You might have heard of a granny flat, an in-law enclave, or a backyard home. If yes, then you know what an ADU is. In a nutshell, in your area, an Accessory Dwelling Unit, or ADU, is a secondary, independent living unit built on the same premises as the primary residence. Generally, ADUs are constructed in one of the following four configurations:
Before planning an ADU, it’s probably a good idea to check with the relevant local authorities whether you’re permitted and eligible to build a secondary unit. Municipalities look at factors such as lot size and zoning laws to establish whether a homeowner can build an ADU.
As a first step, we recommend using our free Property Check to see your options.
* This is not meant, in any way, to replace speaking with your local planning authorities.
Ranging from detached ADUs that are half the size of the primary dwelling to a single bedroom, interior conversion ADUs, ADU construction costs naturally depend on the type and scope of the ADU you intend to build. That said, per-square-foot construction costs are usually the same for ADUs and new build residential structures. As such, your contractor or architect can probably give you a fair estimate once you’ve decided on your basic ADU plans.

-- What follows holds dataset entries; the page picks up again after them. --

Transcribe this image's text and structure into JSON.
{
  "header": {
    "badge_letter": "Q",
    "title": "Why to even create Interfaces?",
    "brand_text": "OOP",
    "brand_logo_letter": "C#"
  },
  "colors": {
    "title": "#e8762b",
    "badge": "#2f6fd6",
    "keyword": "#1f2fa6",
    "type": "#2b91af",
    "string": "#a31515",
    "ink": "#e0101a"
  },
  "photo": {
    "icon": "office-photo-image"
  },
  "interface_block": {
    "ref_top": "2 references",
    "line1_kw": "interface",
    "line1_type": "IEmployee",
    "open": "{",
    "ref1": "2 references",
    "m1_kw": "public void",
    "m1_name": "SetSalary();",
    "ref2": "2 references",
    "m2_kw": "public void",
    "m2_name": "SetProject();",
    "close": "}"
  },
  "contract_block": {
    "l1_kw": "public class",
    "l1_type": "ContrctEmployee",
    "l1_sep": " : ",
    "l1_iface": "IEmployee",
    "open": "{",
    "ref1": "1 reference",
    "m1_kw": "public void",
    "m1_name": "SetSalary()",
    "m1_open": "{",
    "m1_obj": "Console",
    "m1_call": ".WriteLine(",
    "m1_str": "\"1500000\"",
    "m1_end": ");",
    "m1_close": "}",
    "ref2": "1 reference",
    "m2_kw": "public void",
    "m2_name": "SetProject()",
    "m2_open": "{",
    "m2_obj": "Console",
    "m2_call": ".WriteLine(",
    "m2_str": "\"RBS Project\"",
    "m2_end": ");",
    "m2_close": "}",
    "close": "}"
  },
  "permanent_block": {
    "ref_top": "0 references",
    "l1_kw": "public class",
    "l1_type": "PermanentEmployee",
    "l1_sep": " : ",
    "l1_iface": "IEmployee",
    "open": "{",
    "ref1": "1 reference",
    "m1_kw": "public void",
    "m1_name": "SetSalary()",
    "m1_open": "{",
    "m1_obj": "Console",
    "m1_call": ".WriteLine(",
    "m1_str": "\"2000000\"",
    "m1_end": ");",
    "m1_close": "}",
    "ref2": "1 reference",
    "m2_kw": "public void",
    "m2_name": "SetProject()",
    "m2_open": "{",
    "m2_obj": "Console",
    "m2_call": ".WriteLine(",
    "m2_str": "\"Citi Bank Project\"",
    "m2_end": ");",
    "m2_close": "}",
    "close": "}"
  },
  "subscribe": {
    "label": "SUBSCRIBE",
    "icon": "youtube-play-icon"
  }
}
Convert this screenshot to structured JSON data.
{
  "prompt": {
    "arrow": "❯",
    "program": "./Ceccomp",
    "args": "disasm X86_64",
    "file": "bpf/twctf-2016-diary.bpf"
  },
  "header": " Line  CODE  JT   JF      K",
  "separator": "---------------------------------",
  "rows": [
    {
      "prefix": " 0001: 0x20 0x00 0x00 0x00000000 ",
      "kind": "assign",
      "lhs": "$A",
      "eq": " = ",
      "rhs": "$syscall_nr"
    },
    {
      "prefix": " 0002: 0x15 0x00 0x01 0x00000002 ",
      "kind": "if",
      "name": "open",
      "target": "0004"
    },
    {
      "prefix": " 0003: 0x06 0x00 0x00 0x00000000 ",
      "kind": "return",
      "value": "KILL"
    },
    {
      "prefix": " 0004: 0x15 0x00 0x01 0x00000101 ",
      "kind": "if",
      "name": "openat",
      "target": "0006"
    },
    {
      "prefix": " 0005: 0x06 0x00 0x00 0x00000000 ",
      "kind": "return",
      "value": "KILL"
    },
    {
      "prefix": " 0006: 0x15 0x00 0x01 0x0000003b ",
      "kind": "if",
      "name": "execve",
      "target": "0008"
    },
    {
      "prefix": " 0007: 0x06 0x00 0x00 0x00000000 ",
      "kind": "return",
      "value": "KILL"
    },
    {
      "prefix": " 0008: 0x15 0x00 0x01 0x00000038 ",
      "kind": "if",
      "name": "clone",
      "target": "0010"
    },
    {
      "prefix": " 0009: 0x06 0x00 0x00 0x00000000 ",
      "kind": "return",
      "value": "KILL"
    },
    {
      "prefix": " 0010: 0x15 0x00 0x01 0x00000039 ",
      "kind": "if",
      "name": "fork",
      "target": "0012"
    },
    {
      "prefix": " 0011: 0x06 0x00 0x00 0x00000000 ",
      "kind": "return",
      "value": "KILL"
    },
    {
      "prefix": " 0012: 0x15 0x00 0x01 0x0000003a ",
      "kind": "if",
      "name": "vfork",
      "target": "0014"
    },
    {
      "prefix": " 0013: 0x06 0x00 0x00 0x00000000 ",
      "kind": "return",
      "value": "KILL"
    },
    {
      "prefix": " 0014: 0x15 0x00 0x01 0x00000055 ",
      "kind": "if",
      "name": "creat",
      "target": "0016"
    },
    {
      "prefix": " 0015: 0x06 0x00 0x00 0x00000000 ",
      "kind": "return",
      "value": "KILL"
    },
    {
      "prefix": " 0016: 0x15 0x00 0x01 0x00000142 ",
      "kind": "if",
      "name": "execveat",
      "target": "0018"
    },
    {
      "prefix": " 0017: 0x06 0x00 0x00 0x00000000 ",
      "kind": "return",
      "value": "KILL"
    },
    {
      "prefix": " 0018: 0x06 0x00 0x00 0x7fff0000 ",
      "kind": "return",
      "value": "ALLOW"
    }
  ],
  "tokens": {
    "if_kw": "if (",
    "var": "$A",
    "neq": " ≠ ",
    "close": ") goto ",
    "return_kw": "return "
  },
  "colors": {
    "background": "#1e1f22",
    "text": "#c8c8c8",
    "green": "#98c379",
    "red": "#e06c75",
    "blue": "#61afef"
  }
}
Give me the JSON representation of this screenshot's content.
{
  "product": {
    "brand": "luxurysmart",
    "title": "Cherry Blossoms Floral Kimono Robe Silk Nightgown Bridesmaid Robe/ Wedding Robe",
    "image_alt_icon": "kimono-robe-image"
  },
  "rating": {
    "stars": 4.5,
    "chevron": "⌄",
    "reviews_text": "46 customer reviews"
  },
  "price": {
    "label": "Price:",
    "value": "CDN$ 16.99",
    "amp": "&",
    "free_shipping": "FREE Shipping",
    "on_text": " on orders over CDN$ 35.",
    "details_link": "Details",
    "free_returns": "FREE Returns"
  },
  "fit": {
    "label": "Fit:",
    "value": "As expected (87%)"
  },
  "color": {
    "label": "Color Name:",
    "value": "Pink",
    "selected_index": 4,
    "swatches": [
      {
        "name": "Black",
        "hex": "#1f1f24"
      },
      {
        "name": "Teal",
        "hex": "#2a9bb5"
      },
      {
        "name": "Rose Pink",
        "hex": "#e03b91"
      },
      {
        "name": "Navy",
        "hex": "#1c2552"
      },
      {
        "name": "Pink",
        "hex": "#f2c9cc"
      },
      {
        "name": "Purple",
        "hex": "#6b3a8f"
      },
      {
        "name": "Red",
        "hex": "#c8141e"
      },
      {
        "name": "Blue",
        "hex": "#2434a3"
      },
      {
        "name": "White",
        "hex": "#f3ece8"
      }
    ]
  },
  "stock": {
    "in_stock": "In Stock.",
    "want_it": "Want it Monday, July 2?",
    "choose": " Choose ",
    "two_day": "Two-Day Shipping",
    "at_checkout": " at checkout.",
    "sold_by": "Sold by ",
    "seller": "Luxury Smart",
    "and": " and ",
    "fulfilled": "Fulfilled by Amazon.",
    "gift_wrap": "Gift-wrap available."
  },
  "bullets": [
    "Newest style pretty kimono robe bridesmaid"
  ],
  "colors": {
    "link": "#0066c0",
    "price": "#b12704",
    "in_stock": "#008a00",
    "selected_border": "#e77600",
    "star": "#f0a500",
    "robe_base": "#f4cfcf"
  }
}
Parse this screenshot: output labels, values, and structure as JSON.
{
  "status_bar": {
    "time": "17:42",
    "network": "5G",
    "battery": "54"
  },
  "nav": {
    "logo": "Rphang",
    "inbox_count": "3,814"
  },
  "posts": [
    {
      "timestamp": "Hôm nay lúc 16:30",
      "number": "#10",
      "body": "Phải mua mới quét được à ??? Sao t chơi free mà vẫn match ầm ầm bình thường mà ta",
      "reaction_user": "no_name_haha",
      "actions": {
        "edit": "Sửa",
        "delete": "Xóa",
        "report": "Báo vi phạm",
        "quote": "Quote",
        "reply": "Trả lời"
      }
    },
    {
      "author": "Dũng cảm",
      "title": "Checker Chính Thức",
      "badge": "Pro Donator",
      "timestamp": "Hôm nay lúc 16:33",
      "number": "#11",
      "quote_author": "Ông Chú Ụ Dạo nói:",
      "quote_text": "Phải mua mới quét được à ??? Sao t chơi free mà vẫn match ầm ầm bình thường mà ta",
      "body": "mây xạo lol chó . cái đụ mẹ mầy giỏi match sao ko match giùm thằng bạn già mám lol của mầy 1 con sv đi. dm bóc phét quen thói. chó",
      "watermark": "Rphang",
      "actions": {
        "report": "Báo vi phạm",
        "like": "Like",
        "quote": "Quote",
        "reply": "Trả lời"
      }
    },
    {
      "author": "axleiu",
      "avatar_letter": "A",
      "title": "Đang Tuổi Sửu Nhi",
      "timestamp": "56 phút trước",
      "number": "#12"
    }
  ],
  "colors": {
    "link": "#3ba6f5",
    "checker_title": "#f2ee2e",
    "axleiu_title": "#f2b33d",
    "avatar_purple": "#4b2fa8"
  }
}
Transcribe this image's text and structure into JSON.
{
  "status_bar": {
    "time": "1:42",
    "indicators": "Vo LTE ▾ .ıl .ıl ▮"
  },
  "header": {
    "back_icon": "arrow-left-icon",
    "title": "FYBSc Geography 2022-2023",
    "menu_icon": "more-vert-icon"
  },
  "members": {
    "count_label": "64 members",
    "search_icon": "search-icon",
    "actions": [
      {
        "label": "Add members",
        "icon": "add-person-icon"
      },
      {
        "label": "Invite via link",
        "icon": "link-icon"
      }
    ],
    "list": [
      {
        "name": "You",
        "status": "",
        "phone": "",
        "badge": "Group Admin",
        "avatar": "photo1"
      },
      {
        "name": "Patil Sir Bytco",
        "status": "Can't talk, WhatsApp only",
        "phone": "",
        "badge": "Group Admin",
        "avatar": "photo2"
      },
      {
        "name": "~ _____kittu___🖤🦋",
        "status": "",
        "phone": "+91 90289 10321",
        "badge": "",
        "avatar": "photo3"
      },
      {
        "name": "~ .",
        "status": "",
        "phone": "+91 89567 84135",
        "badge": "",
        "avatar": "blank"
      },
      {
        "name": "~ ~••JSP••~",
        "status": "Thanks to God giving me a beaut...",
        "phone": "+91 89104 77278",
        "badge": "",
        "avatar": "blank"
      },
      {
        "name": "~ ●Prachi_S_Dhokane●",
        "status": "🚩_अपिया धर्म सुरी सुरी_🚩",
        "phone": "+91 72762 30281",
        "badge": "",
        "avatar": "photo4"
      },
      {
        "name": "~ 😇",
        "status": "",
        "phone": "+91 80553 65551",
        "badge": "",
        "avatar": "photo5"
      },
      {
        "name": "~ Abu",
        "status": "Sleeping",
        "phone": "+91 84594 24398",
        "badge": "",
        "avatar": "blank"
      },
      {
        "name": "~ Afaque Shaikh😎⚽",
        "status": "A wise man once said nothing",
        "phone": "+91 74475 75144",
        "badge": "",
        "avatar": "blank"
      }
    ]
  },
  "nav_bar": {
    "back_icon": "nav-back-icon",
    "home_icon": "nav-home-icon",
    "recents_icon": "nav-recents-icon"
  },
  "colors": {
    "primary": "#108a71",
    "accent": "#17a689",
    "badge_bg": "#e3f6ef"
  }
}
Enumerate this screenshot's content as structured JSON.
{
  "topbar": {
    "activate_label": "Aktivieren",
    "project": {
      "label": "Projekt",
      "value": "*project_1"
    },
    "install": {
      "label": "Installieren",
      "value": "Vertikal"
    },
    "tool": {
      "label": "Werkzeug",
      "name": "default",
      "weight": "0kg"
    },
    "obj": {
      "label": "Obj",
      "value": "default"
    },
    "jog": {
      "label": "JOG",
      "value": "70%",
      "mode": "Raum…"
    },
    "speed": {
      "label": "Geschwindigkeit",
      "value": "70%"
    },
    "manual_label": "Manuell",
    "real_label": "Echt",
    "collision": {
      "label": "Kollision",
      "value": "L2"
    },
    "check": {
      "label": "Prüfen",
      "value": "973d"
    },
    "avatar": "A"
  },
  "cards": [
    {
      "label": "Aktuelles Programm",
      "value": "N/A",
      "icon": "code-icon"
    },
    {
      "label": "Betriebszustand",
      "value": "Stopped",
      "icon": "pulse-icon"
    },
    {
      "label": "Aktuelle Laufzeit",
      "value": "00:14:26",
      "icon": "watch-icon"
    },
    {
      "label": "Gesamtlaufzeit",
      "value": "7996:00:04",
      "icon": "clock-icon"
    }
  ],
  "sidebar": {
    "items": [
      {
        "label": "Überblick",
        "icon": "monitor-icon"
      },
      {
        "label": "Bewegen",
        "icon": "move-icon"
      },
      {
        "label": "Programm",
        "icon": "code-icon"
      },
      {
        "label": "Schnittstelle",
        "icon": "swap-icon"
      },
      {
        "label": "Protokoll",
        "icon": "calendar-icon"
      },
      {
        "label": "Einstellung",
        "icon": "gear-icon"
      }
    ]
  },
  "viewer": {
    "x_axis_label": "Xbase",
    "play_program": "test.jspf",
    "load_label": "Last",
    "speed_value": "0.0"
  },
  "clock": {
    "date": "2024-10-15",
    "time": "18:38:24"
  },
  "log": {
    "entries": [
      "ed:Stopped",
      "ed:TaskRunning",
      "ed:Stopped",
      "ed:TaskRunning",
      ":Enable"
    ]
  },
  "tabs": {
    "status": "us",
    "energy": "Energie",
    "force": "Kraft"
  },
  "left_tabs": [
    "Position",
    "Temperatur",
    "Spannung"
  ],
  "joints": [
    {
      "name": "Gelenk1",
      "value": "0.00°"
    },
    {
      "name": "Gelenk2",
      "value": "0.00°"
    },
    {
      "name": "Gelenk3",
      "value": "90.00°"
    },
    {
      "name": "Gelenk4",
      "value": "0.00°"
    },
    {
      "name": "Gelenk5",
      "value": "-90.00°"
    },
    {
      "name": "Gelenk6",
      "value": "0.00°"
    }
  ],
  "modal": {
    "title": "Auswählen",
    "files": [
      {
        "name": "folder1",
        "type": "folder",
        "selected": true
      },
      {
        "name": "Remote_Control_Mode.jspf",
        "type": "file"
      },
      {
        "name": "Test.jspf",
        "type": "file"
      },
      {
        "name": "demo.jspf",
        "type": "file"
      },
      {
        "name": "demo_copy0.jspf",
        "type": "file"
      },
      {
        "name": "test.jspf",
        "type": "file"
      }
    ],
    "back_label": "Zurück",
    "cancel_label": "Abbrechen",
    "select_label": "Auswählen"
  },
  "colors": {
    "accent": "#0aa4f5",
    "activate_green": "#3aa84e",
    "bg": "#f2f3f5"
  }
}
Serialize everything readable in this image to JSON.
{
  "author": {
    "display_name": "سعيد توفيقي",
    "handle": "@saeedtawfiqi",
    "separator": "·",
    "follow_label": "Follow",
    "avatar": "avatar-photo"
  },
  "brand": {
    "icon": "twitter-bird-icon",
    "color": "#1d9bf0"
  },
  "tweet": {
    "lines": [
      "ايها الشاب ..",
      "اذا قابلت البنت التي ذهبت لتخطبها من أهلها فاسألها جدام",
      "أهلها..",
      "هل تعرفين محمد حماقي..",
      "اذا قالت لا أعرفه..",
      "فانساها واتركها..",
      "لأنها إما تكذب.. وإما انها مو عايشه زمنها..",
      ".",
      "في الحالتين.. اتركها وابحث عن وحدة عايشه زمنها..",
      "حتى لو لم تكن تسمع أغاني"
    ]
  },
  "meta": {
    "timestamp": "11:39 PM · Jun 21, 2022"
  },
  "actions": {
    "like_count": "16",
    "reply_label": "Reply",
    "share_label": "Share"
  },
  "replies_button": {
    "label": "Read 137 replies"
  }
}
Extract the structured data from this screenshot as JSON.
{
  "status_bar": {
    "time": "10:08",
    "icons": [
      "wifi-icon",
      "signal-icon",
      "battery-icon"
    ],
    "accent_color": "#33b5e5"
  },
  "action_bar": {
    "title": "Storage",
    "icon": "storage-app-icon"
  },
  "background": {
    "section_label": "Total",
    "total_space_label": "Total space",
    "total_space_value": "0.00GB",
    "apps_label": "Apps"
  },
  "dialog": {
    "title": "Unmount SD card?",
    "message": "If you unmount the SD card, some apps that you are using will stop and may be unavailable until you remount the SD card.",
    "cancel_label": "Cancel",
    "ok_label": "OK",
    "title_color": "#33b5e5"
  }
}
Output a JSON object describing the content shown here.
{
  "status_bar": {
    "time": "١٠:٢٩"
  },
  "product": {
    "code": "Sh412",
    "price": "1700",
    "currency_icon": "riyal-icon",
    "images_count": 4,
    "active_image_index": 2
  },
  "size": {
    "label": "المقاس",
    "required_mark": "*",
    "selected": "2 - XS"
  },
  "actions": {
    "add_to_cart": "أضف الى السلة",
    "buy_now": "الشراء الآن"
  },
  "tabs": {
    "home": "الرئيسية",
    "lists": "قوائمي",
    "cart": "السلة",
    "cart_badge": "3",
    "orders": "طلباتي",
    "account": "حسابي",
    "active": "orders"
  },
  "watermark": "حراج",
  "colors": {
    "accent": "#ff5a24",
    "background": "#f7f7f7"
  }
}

Many, if not most, homeowners opt to fund their ADUs by borrowing against the equity of their homes. While home equity loans or lines of credit are the most common and straightforward form of financing, sometimes they aren’t practical or feasible. Such cases warrant more creative solutions, as in the following examples:
Whether any of the above or some other financing alternative, you should begin the process by speaking with the financial institution where you took out your home mortgage.
Public transportation is vital to many ADU tenants, especially if the ADU doesn’t come with permanent parking. Consequently, it’s probably a good idea to familiarize yourself with the nearby transit options to share this information with potential lessees. Most urban areas publish transit maps that include bus, subway, train, ride-sharing, and other information, making it easy to obtain the information you need.
In addition, check with your local authorities responsible for ADUs to see if there are any regulations regarding minimal distances to public transportation and to find out if you may be required to provide a parking space to your ADU tenant.
The short answer is no; you can’t sell your ADU independently of your home.
The ADU concept came about mainly to provide lower rent options in highly populated areas with insufficient housing and to allow homeowners to generate additional income from their existing properties. The very reason a municipality will give you a license to build an ADU in the first place is so that you can rent it out or use it for your own family. Therefore, the authorities only allow ADUs to sell with the primary residence.
You don’t have to live on your property and may rent out your primary home and your ADU.
Save, perhaps, for particular circumstances, most municipalities won’t allow you to convert a garage located in front of the primary residence. However, you should check with your city’s planning department to see if you might obtain a permit to construct some other form of ADU elsewhere on your property.
Please note that The ADU Guide provides information on new construction ADU units and does express any opinions on the current legal status of existing ADUs or propose to offer legal advice of any kind. With that said, some municipal authorities may allow you to legalize an unlicensed unit and reach out to your local planning authority to find out more.
As you might expect, the sizes of the various types of new-construction ADUs are regulated by local authorities and will likely differ from city to city. Here are a few general guidelines, but you SHOULD NOT rely on them and should check with your municipal planning department before commencing any construction:
In many areas, each lot is different from its neighbors; even where not, other homeowners have different visions for their properties and ADUs. For instance, you may be thinking of an above garage ADU, but building one would block the view of your home, such that a side attachment might be your better bet, or perhaps demolishing your garage and rebuilding it elsewhere on your lot with the ADU on top.
To help you decide, try to put your ideas down on paper and then discuss them with your planning authority.